The Unlikely Pilgrimage of Harold Fry, by Rachel Joyce, is about a man who sets off to mail a letter to a former colleague who is dying, and ends up walking from one end of England to the other. As he walks, Harold works through his past. While he cannot save his friend from dying of cancer, he finds healing for himself, his wife and their relationship.

Medicine Walk, by Richard Wagamese, is the journey of a teenage boy through the mountainous backcountry of British Columbia with his estranged father, who is dying of the drink, and wants to be buried in the “warrior way”.  The book deals with the formation of identity, and with the complexities of coming to grips with our personal and collective histories. 

Tackling a classic
In a pique of ambition, and in honour of the book’s 100th anniversary, my book club tackled Marcel Proust’s In Search of Lost Time, Volume 1: The Way by Swann’s, translated by Lydia Davis.  This book is challenging to read.  There is virtually no plot and the rambling sentences require lots of focus on the part of the reader. There are elements in the boy’s memories of childhood, and in his attempts to make sense of the world that are universal, and, these, I suspect, have contributed to the book’s status as a classic.

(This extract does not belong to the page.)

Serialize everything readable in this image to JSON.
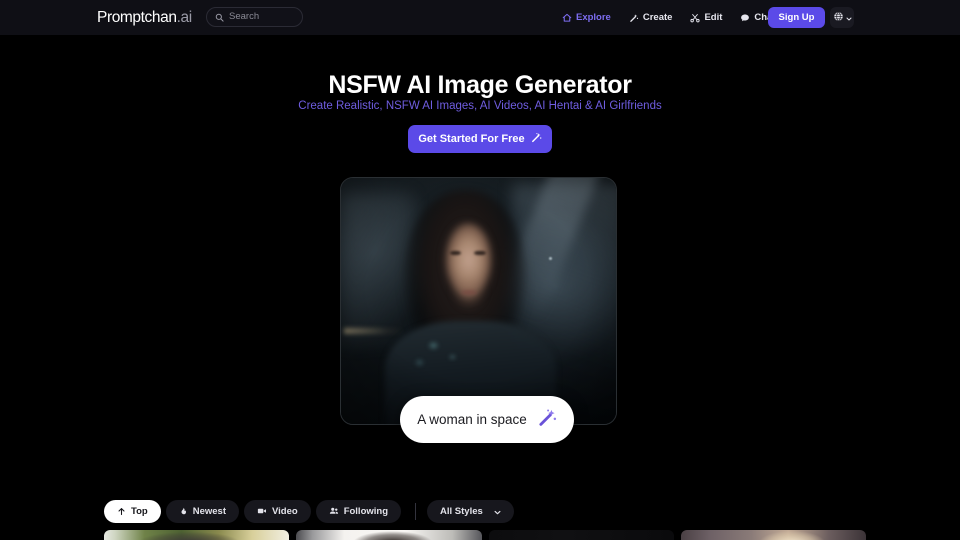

My old teacher probably thought well of Proust, but may have not liked some of my other choices, leading me to conclude that a good book is one that the reader enjoys. Whatever your taste, I hope you find one book this summer that satisfies your reading palate.